A study published in the Oct. 8 edition of the journal Science, finds that widespread planting of genetically modified Bt corn throughout the Upper Midwest has suppressed populations of the European corn borer, historically one of corn’s primary pests.
The area wide suppression has dramatically reduced the estimated $1 billion in annual losses caused by the European corn borer, even on non-genetically modified corn.
Bt corn, introduced in 1996, is so named because it has been bred to produce a toxin from the soil bacterium Bacillus thuringiensis (Bt) that kills insect pests.
Corn borer moths cannot distinguish between Bt and non-Bt corn, so females lay eggs in both kinds of fields, says William Hutchison, professor of entomology at the University of Minnesota.
Once eggs hatch in Bt corn, young borer larvae feed and die within 24 to 48 hours. Because it is effective at controlling corn borers and other pests, Bt corn has been adopted on about 63 percent of all U.S. corn acres.
As a result, corn borer numbers have also declined in neighboring non-Bt fields by 28 percent to 73 percent in Minnesota, Illinois and Wisconsin, depending on historical pest abundance and level of Bt-corn adoption.
The study, the first to show a direct association between Bt corn use and an area wide reduction in corn borer abundance, documents similar declines of the pest in Iowa and Nebraska.
Economic benefits of this area wide pest suppression have totaled $6.9 billion over the past 14 years for the 5-state region. Surprisingly, non-Bt corn acres accounted for $4.3 billion (62 percent of this total benefit.)
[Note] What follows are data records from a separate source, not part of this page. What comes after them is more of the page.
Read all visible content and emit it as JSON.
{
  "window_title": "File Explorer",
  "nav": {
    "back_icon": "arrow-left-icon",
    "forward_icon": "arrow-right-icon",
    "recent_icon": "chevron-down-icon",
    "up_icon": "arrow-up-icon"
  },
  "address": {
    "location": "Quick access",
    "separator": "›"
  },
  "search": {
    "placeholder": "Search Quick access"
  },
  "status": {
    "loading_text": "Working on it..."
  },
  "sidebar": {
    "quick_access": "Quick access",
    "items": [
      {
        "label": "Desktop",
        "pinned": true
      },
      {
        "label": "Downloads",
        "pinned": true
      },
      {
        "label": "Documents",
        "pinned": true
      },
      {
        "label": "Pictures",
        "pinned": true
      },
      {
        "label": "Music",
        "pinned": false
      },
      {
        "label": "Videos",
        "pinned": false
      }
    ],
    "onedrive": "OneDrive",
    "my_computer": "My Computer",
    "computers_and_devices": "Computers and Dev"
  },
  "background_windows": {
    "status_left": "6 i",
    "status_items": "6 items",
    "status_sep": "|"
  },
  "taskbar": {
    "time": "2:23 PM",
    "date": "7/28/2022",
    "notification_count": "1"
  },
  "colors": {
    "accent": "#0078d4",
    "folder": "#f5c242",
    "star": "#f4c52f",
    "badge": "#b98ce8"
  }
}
The primary benefit of Bt corn is reduced yield losses, and Bt acres received this benefit after the growers paid Bt corn technology fees. But as a result of area wide pest suppression, non-Bt acres also experienced yield savings without the cost of Bt technology fees, and thus received more than half of the benefits from growing Bt corn in the region.
“Previous cost-benefit analyses focused directly on transgenic crop acres. This study is the first to include the value of area wide pest suppression and the subsequent benefits to growers of non-transgenic crops,” says Paul Mitchell, an agricultural economist at the University of Wisconsin-Madison, and a co-author of the study.
“In this case, the value of the indirect yield benefits for non-Bt corn acres exceeded the net value of direct benefits to the Bt corn acres.”
The analysis does not consider benefits for other important Midwestern crops affected by European corn borer, such as sweet corn, potatoes, and green beans.
Hutchison observes however, “that additional environmental benefits from corn borer suppression are likely occurring, such as less insecticide use, but these benefits have yet to be documented.”